Point of fact, for the next 33 days, Luke reports in his second book, the Book of Acts, Jesus continued to show Himself to a whole host of people, giving clear evidence that He had risen from the dead just as He had promised. In First Corinthians, the apostle Paul gives us quite a list of these eyewitnesses of the Risen Jesus. He testifies: "He appeared to Cephas, then to the twelve. Then he appeared to more than five hundred brothers at one time, most of whom are still alive, though some have fallen asleep. Then he appeared to James, then to all the apostles. Last of all, as to one untimely born, he also appeared to me." (1 Cor. 15:5-8).
Is it science to dismiss this body of evidentiary testimony? Real science would demand that clear, irrefutable evidence to the contrary be produced first before anyone could scientifically dismiss this Biblical witness testimony.
It must also be acknowledged that Jesus wants His followers to know and follow Him by faith alone, without empirical evidence. The plain fact is that it is so much simpler and less cumbersome to follow Jesus that way. Jesus had said to empirically minded Thomas, "Blessed are those who do not see and yet believe" (Jn. 20:29). However, Jesus did not think it a sin to accommodate Thomas's demands to see the evidence. Before Thomas could say anything to Him, Jesus commanded Thomas to touch Him and put his fingers in His wounds. The idea of presenting this evidence of His resurrection to His apostles was Jesus' in the first place.
At the same time, though, lest we think that the empirical evidence is not at all necessary, then consider this: would anyone be so inclined to be a dedicated follower of Jesus if all that we have are a few veiled prophecies of the Messiah's resurrection and, say, the abrupt ending of the Gospel of Mark, which ends with the women leaving the empty tomb in fear after hearing the report of two angels that Jesus had risen? I rather doubt it. The witness of those who saw the evidence—saw Jesus dead and buried—saw the empty tomb—saw and touched the risen body of Jesus—gives the Gospel its credibility and even brings us into fellowship with the true Jesus (I John 1:1–5).
After all, God has never asked you, me, or any of His people to believe Him based on hearsay. He has never rejected true science being applied to the integrity of Jesus' resurrection or anything He has done or stated. For one, he has always insisted on the testimony of at least two witnesses to establish the truth. And these men, huddled in fear, would be Jesus' "eyewitnesses" in the world. In another 39 days, Jesus would be returning to the Father. Thomas, Peter, James, John, and the others would be Jesus' sole witnesses. He had called, appointed, and sent ambassadors to the world. Validation that Jesus was alive—the scientific evidence—would be crucial to their conviction and ensure their bold proclamation of the Gospel of Jesus Christ.

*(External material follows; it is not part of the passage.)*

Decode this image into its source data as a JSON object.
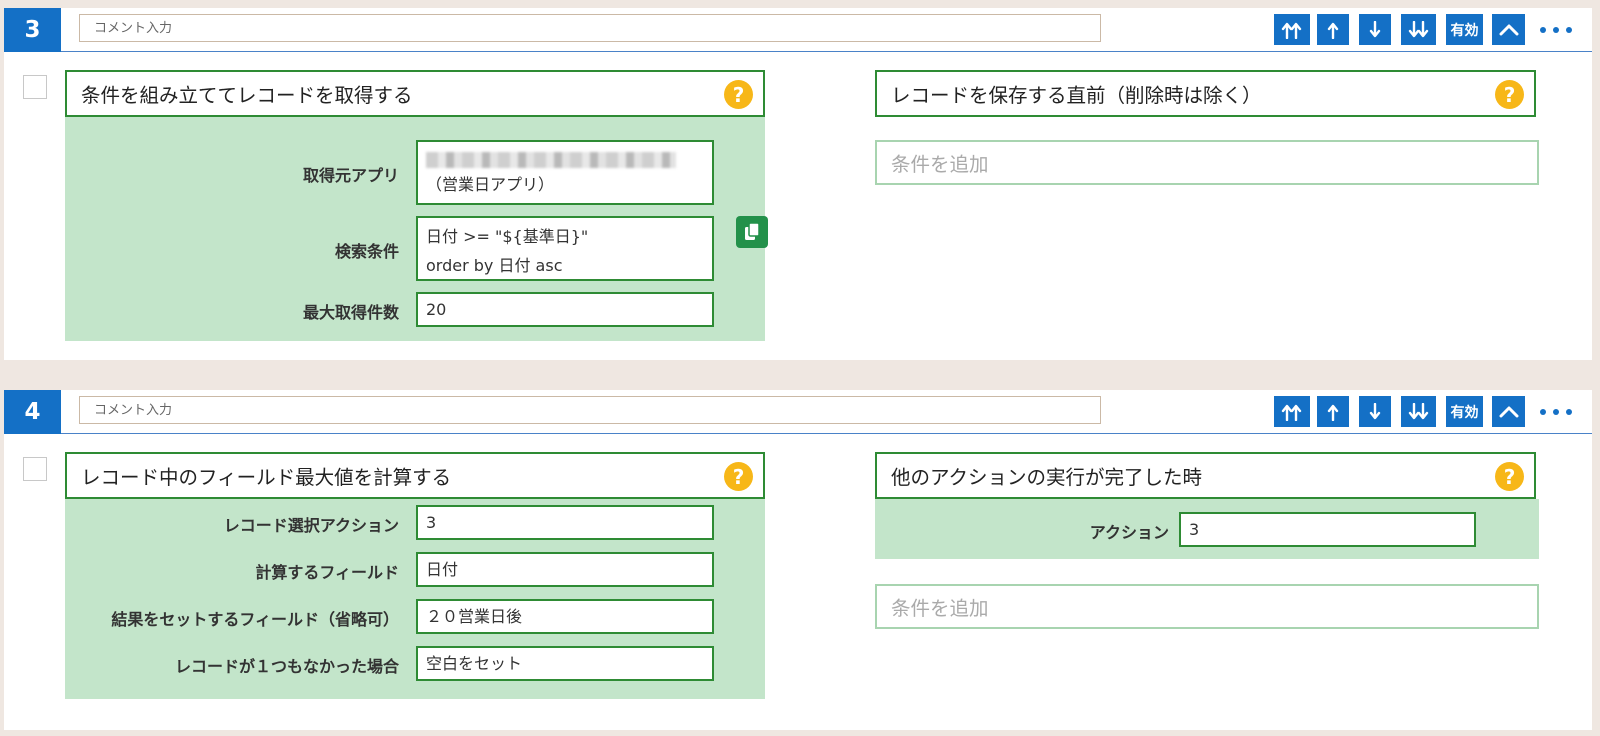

And thanks be to God, the evidence of Jesus' resurrection and the credibility that it gave to all His teaching and promises was so overwhelming that these men became willing to be persecuted and even killed for the sake of bringing to you and me the truth that truly saves—that truly is the answer to all our questions—that truly is the solution to all that ails us and our world.
True science is not an enemy to you or me, nor even to the proclamation of the Gospel. As Luke helps us to see, it only reinforces the Gospel's impact on people's hearts and minds. Further, it encourages us, like the apostles, to proclaim it with conviction, knowing that the truth, the salvation of sinners, and eternal victory for all who believe in Jesus Christ are contained in that scientifically validated gospel message.
Christ Jesus has risen! God grant us the courage to proclaim it without reservation and with all joy! Amen.